>>

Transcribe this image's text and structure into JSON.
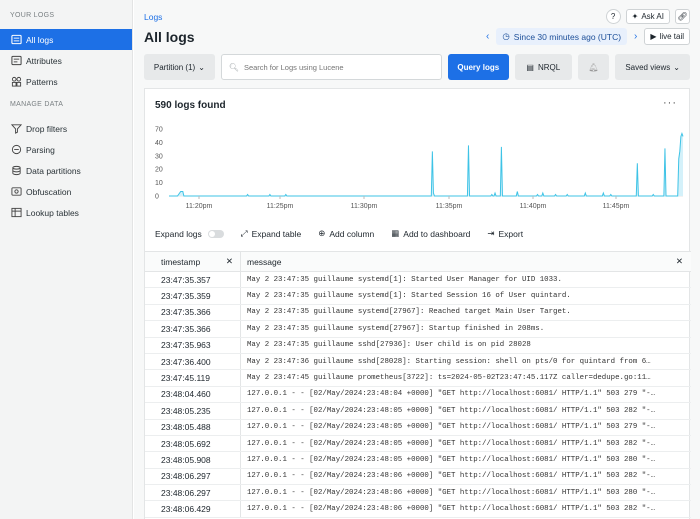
{
  "sidebar": {
    "section1": "YOUR LOGS",
    "items1": [
      {
        "label": "All logs"
      },
      {
        "label": "Attributes"
      },
      {
        "label": "Patterns"
      }
    ],
    "section2": "MANAGE DATA",
    "items2": [
      {
        "label": "Drop filters"
      },
      {
        "label": "Parsing"
      },
      {
        "label": "Data partitions"
      },
      {
        "label": "Obfuscation"
      },
      {
        "label": "Lookup tables"
      }
    ]
  },
  "header": {
    "breadcrumb": "Logs",
    "title": "All logs",
    "help_icon": "?",
    "ask_ai": "Ask AI",
    "time_range": "Since 30 minutes ago (UTC)",
    "live_tail": "live tail"
  },
  "toolbar": {
    "partition": "Partition (1)",
    "search_placeholder": "Search for Logs using Lucene",
    "query": "Query logs",
    "nrql": "NRQL",
    "saved_views": "Saved views"
  },
  "results": {
    "count": "590 logs found"
  },
  "chart_data": {
    "type": "area",
    "y_ticks": [
      "70",
      "40",
      "30",
      "20",
      "10",
      "0"
    ],
    "x_ticks": [
      "11:20pm",
      "11:25pm",
      "11:30pm",
      "11:35pm",
      "11:40pm",
      "11:45pm"
    ],
    "ylim": [
      0,
      70
    ],
    "color": "#3ec3e6",
    "values": [
      0,
      0,
      0,
      0,
      0,
      0,
      0,
      0,
      0,
      1,
      2,
      3,
      3,
      3,
      0,
      0,
      0,
      0,
      0,
      0,
      0,
      0,
      0,
      0,
      0,
      0,
      0,
      0,
      0,
      0,
      0,
      0,
      0,
      0,
      0,
      0,
      0,
      0,
      0,
      0,
      0,
      0,
      0,
      0,
      0,
      0,
      0,
      0,
      0,
      0,
      0,
      0,
      0,
      0,
      0,
      0,
      0,
      0,
      0,
      0,
      0,
      0,
      0,
      0,
      0,
      0,
      0,
      0,
      0,
      0,
      0,
      0,
      0,
      0,
      1,
      0,
      0,
      0,
      0,
      0,
      0,
      0,
      0,
      0,
      0,
      0,
      0,
      0,
      0,
      0,
      0,
      0,
      0,
      0,
      0,
      1,
      0,
      0,
      0,
      0,
      0,
      0,
      0,
      0,
      0,
      0,
      0,
      0,
      0,
      0,
      1,
      0,
      0,
      0,
      0,
      0,
      0,
      0,
      0,
      0,
      0,
      0,
      0,
      0,
      0,
      0,
      0,
      0,
      0,
      0,
      0,
      0,
      0,
      0,
      0,
      0,
      0,
      0,
      0,
      0,
      0,
      0,
      0,
      0,
      0,
      0,
      0,
      0,
      0,
      0,
      0,
      0,
      0,
      0,
      0,
      0,
      0,
      0,
      0,
      0,
      0,
      0,
      0,
      0,
      0,
      0,
      0,
      0,
      0,
      0,
      0,
      0,
      0,
      0,
      0,
      0,
      0,
      0,
      0,
      0,
      0,
      0,
      0,
      0,
      0,
      0,
      0,
      0,
      0,
      0,
      0,
      0,
      0,
      0,
      0,
      0,
      0,
      0,
      0,
      0,
      0,
      0,
      0,
      0,
      0,
      0,
      0,
      0,
      0,
      0,
      0,
      0,
      0,
      0,
      0,
      0,
      0,
      0,
      0,
      0,
      0,
      0,
      0,
      0,
      0,
      0,
      0,
      0,
      0,
      0,
      0,
      0,
      0,
      0,
      0,
      0,
      0,
      0,
      0,
      0,
      0,
      0,
      0,
      0,
      0,
      0,
      0,
      0,
      30,
      2,
      0,
      0,
      0,
      0,
      0,
      0,
      0,
      0,
      0,
      0,
      0,
      0,
      0,
      0,
      0,
      0,
      0,
      0,
      0,
      0,
      0,
      0,
      0,
      0,
      0,
      0,
      0,
      0,
      0,
      0,
      0,
      0,
      34,
      0,
      0,
      0,
      0,
      0,
      0,
      0,
      0,
      0,
      0,
      0,
      0,
      0,
      0,
      0,
      0,
      0,
      0,
      0,
      0,
      0,
      1,
      0,
      0,
      2,
      0,
      0,
      0,
      0,
      0,
      33,
      0,
      0,
      0,
      0,
      0,
      0,
      0,
      0,
      0,
      0,
      0,
      0,
      0,
      0,
      3,
      0,
      0,
      0,
      0,
      0,
      0,
      0,
      0,
      0,
      0,
      0,
      0,
      0,
      0,
      0,
      0,
      0,
      0,
      1,
      0,
      0,
      0,
      0,
      2,
      0,
      0,
      0,
      0,
      0,
      0,
      0,
      0,
      0,
      0,
      0,
      1,
      0,
      0,
      0,
      0,
      0,
      0,
      0,
      0,
      0,
      0,
      1,
      0,
      0,
      0,
      0,
      0,
      0,
      0,
      0,
      0,
      0,
      0,
      0,
      0,
      0,
      0,
      0,
      2,
      0,
      0,
      0,
      0,
      0,
      0,
      0,
      0,
      0,
      0,
      0,
      0,
      0,
      0,
      0,
      0,
      2,
      0,
      0,
      0,
      0,
      0,
      0,
      1,
      0,
      0,
      0,
      0,
      0,
      0,
      0,
      0,
      0,
      0,
      0,
      0,
      0,
      0,
      0,
      0,
      0,
      0,
      0,
      0,
      0,
      0,
      0,
      0,
      22,
      0,
      0,
      0,
      0,
      0,
      0,
      0,
      0,
      0,
      0,
      0,
      0,
      0,
      0,
      1,
      0,
      0,
      0,
      0,
      0,
      0,
      0,
      0,
      0,
      0,
      32,
      0,
      0,
      0,
      0,
      0,
      0,
      0,
      0,
      0,
      0,
      0,
      0,
      25,
      30,
      40,
      42,
      40
    ]
  },
  "actions": {
    "expand_logs": "Expand logs",
    "expand_table": "Expand table",
    "add_column": "Add column",
    "add_dashboard": "Add to dashboard",
    "export": "Export"
  },
  "table": {
    "col_timestamp": "timestamp",
    "col_message": "message",
    "rows": [
      {
        "ts": "23:47:35.357",
        "msg": "May  2 23:47:35 guillaume systemd[1]: Started User Manager for UID 1033."
      },
      {
        "ts": "23:47:35.359",
        "msg": "May  2 23:47:35 guillaume systemd[1]: Started Session 16 of User quintard."
      },
      {
        "ts": "23:47:35.366",
        "msg": "May  2 23:47:35 guillaume systemd[27967]: Reached target Main User Target."
      },
      {
        "ts": "23:47:35.366",
        "msg": "May  2 23:47:35 guillaume systemd[27967]: Startup finished in 208ms."
      },
      {
        "ts": "23:47:35.963",
        "msg": "May  2 23:47:35 guillaume sshd[27936]: User child is on pid 28028"
      },
      {
        "ts": "23:47:36.400",
        "msg": "May  2 23:47:36 guillaume sshd[28028]: Starting session: shell on pts/0 for quintard from 6…"
      },
      {
        "ts": "23:47:45.119",
        "msg": "May  2 23:47:45 guillaume prometheus[3722]: ts=2024-05-02T23:47:45.117Z caller=dedupe.go:11…"
      },
      {
        "ts": "23:48:04.460",
        "msg": "127.0.0.1 - - [02/May/2024:23:48:04 +0000] \"GET http://localhost:6081/ HTTP/1.1\" 503 279 \"-…"
      },
      {
        "ts": "23:48:05.235",
        "msg": "127.0.0.1 - - [02/May/2024:23:48:05 +0000] \"GET http://localhost:6081/ HTTP/1.1\" 503 282 \"-…"
      },
      {
        "ts": "23:48:05.488",
        "msg": "127.0.0.1 - - [02/May/2024:23:48:05 +0000] \"GET http://localhost:6081/ HTTP/1.1\" 503 279 \"-…"
      },
      {
        "ts": "23:48:05.692",
        "msg": "127.0.0.1 - - [02/May/2024:23:48:05 +0000] \"GET http://localhost:6081/ HTTP/1.1\" 503 282 \"-…"
      },
      {
        "ts": "23:48:05.908",
        "msg": "127.0.0.1 - - [02/May/2024:23:48:05 +0000] \"GET http://localhost:6081/ HTTP/1.1\" 503 280 \"-…"
      },
      {
        "ts": "23:48:06.297",
        "msg": "127.0.0.1 - - [02/May/2024:23:48:06 +0000] \"GET http://localhost:6081/ HTTP/1.1\" 503 282 \"-…"
      },
      {
        "ts": "23:48:06.297",
        "msg": "127.0.0.1 - - [02/May/2024:23:48:06 +0000] \"GET http://localhost:6081/ HTTP/1.1\" 503 280 \"-…"
      },
      {
        "ts": "23:48:06.429",
        "msg": "127.0.0.1 - - [02/May/2024:23:48:06 +0000] \"GET http://localhost:6081/ HTTP/1.1\" 503 282 \"-…"
      }
    ]
  }
}
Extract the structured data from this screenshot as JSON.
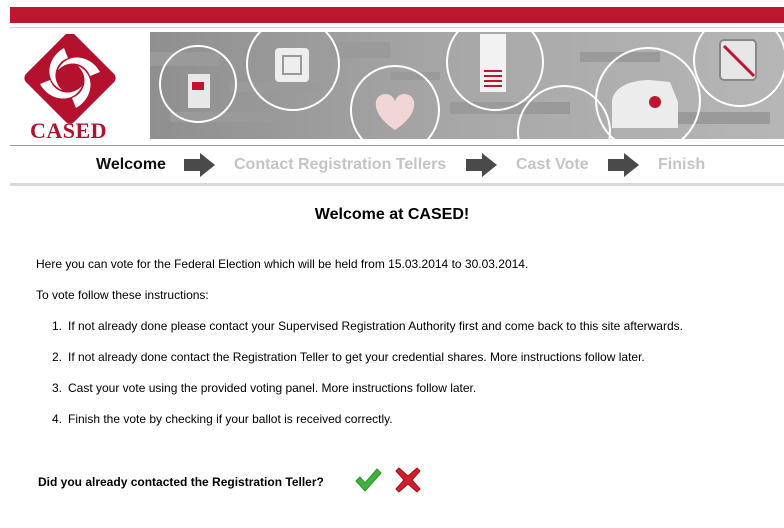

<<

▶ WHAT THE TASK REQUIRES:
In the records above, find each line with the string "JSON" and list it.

▶ SOLUTION FOR THIS EXERCISE:
Transcribe this image's text and structure into JSON.
Extract the structured data from this screenshot as JSON.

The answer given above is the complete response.